Check every line of the entries for "JSON", and copy the lines that hold it.
:::
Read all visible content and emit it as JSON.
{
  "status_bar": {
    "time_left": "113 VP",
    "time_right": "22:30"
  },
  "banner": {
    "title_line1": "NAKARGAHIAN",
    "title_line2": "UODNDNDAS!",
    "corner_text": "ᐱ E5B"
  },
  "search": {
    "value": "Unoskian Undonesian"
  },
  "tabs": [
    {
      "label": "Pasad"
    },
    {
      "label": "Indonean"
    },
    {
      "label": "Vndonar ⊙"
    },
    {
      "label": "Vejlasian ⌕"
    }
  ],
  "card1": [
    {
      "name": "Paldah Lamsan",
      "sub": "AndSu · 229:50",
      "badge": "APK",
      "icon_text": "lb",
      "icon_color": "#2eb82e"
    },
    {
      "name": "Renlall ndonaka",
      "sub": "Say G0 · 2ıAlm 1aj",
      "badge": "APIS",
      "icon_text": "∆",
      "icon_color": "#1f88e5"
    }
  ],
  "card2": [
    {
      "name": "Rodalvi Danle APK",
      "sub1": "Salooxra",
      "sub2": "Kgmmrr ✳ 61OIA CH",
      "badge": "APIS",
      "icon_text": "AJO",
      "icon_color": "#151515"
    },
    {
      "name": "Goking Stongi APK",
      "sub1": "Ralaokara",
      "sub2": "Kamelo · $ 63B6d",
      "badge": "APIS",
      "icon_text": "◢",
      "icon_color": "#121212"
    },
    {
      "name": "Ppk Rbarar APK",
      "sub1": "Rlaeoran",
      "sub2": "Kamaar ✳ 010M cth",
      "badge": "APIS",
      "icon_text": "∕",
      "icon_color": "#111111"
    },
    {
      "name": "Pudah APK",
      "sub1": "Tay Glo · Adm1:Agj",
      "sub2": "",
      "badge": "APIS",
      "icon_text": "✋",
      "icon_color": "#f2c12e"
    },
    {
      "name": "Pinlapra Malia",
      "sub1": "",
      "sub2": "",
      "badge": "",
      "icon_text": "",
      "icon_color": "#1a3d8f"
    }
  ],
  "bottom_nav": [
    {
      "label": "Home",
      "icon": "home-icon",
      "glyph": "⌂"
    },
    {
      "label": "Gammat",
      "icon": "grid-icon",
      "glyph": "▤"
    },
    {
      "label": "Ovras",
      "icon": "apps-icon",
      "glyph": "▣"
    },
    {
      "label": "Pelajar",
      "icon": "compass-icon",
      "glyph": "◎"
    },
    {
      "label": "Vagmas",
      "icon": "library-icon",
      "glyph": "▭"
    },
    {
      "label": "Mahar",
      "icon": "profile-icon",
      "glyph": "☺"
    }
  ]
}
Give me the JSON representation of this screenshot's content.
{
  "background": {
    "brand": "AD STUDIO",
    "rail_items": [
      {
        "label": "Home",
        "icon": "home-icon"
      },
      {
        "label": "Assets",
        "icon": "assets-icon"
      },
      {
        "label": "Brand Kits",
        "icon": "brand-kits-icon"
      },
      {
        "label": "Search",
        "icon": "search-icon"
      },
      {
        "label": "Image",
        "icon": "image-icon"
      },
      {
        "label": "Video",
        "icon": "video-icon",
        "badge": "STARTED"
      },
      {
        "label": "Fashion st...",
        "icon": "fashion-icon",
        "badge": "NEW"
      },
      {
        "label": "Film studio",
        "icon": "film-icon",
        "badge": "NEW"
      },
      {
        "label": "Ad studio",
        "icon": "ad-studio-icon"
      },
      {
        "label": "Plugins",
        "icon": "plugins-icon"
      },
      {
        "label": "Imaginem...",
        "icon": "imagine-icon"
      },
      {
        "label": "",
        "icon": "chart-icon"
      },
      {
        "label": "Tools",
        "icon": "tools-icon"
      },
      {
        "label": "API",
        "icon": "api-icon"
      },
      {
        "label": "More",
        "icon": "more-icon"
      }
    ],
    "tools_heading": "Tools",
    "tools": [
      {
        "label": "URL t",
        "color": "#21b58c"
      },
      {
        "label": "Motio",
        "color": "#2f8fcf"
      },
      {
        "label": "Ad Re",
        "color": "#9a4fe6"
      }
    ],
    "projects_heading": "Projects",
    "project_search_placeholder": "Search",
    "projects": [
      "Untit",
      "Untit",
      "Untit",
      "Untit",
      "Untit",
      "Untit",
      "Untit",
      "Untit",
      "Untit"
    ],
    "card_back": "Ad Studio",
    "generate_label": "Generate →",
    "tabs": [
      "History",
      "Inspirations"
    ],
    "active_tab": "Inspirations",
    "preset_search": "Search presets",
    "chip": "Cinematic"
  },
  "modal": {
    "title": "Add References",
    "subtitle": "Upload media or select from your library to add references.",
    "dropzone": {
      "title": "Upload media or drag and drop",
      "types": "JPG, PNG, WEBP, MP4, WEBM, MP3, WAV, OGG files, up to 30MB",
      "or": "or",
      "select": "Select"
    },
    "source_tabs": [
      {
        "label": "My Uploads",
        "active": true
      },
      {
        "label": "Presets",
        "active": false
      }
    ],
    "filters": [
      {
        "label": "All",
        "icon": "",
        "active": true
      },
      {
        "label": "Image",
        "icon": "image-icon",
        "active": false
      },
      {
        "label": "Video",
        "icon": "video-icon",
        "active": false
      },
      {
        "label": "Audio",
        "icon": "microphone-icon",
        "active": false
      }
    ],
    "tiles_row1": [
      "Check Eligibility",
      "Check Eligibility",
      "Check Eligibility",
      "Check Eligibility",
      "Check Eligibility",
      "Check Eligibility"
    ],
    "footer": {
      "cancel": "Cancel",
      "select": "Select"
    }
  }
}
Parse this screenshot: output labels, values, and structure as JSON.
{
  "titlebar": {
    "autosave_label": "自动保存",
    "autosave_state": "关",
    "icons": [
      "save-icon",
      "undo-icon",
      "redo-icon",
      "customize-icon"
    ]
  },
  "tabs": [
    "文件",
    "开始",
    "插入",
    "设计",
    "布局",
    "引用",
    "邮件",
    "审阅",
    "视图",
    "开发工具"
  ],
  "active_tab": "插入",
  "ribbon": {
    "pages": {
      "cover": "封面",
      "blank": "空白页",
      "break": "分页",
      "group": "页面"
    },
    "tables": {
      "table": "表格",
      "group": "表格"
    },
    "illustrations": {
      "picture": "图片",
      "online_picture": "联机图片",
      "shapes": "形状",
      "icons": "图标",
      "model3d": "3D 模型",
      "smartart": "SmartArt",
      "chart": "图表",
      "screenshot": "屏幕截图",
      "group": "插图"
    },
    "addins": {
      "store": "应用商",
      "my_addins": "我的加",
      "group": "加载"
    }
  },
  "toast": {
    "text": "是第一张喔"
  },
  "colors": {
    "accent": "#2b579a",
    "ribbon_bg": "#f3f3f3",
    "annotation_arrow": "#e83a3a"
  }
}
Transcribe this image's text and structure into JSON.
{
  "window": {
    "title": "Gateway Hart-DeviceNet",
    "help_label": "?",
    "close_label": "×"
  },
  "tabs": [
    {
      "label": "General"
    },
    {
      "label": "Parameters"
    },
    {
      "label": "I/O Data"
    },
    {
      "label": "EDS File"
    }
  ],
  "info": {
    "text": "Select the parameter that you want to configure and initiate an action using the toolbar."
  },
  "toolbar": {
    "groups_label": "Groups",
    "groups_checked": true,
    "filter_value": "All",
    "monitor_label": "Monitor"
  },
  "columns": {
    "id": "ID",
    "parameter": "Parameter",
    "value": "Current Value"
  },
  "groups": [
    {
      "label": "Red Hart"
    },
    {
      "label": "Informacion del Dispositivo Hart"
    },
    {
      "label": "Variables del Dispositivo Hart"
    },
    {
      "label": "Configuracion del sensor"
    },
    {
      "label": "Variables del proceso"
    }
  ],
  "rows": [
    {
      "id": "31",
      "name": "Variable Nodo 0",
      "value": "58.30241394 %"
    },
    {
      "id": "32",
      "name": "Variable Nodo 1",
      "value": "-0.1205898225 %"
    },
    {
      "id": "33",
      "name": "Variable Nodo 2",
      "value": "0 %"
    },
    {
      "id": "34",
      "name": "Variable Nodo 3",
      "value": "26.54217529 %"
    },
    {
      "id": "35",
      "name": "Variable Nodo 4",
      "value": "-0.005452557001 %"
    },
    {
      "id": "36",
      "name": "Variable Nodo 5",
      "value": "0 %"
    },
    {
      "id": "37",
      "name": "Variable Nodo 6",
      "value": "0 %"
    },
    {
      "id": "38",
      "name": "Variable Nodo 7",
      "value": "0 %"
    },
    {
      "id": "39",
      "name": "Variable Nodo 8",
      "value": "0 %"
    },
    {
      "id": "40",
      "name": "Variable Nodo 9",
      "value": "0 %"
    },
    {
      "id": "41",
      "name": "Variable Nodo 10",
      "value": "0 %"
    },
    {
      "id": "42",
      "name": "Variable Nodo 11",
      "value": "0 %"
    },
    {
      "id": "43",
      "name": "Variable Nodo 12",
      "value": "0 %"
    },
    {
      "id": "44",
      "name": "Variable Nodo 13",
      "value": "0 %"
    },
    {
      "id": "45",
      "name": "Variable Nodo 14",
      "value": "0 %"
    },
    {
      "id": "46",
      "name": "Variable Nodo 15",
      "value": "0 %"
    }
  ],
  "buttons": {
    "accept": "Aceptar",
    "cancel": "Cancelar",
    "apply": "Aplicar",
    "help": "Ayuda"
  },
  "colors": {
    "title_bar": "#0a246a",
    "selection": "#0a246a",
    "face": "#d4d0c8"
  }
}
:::
#### Response for this exercise
Read all visible content and emit it as JSON.
Give me the JSON representation of this screenshot's content.
Parse this screenshot: output labels, values, and structure as JSON.
Transcribe this image's text and structure into JSON.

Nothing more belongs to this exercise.